Instead, the fact that divorce takes too long, costs too much and leaves people even more miserable than they were before, drives couples farther apart at the very time when they need to work together to reclaim their individual lives, especially if they have children who need “co-parents” who can rear them in agreement with one another.
In theory, a DIY divorce can be obtained for a few hundred euro, but that’s only if the divorcing couple can agree. And by its very definition, divorce is about alienation, anger and even despair. We have “no fault” divorce, so called, but in practice the courts require divorcing couples to hire expensive lawyers who will find fault, exaggerating the division and making more money with every letter sent and court paper filed. Two days in civil court cost €15,000. Our readers have told us of divorces costing five times that. Men and women have sold houses and land to afford it.
One of the worst aspects, in addition to the life-altering expense that has people losing their homes, is the humiliating atmosphere of the family court, where divorcing couples and their lawyers must discuss intimate matters in a crowded public area in the full hearing of the scrum.
One reader told us that out of all she went through, this humiliating experience still gives her nightmares. Our legal reporter Fiona Gartland, who has assiduously covered the family law courts, confirmed that it’s a cattle market of haggling and mutual accusations. The laborious and expensive Irish-style divorce is a result of the State attempting to mollify the Catholic Church following the narrow passing of the divorce referendum 20 years ago. Irish society has changed dramatically since then.

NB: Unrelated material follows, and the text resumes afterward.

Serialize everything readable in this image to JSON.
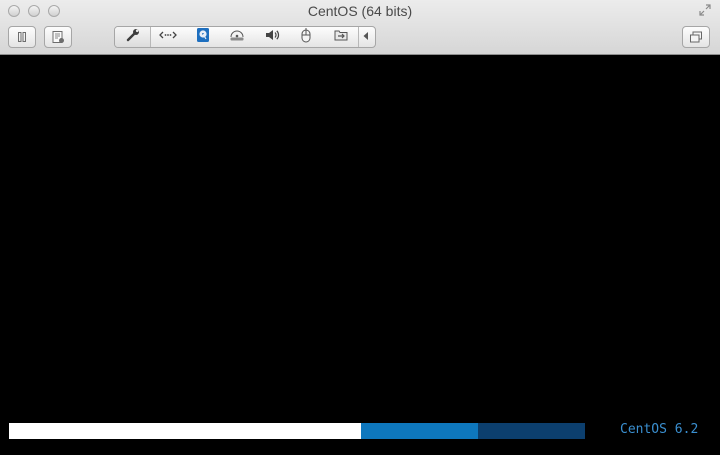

People are emotionally intelligent, they no longer accept that marriage should be a trap, they expect more from relationships. Twenty years ago, divorce was a terrifying prospect for many people. The church still held sway and warned of the breakdown of society, not just marriage, should divorce become legal. But society hasn’t broken down.
The marriage rate today is higher than it was 20 years ago. The notion that a couple in a state of irretrievable breakdown must remain separated in a kind of limbo for four years before they can resolve the matter and get on with their lives, is one that led family law expert Carol Coulter to argue, during the series, that the Constitution must be changed.
The four-year requirement doesn’t take into account the fact that before a separation becomes formal, there have already been years of unhappiness. As one man writes, the process of divorce took 10 years out of his life, and this is a man who bent over backwards to get along with his ex and co-parent the children.
The children of divorced parents, who also wrote about their experiences during the series, confirmed that the longer the heartbreaking process of divorce went on, the more they were hurt. One child of divorce argued that divorce should be quick, so that everyone can get on with their lives afterwards.
Instead, we have a system where an ex can go back to court with further demands for the rest of their lives if they want to. For the sake of the children, the divorce process should discourage such combativeness, rather than encourage it.
The cost of divorce, the lengthy, emotionally cruel process and the hideous atmosphere of the family law courts can all be changed.
Our legislators need to look at the reality and make divorce quicker, cheaper and at least give people a family court that has privacy and dignity.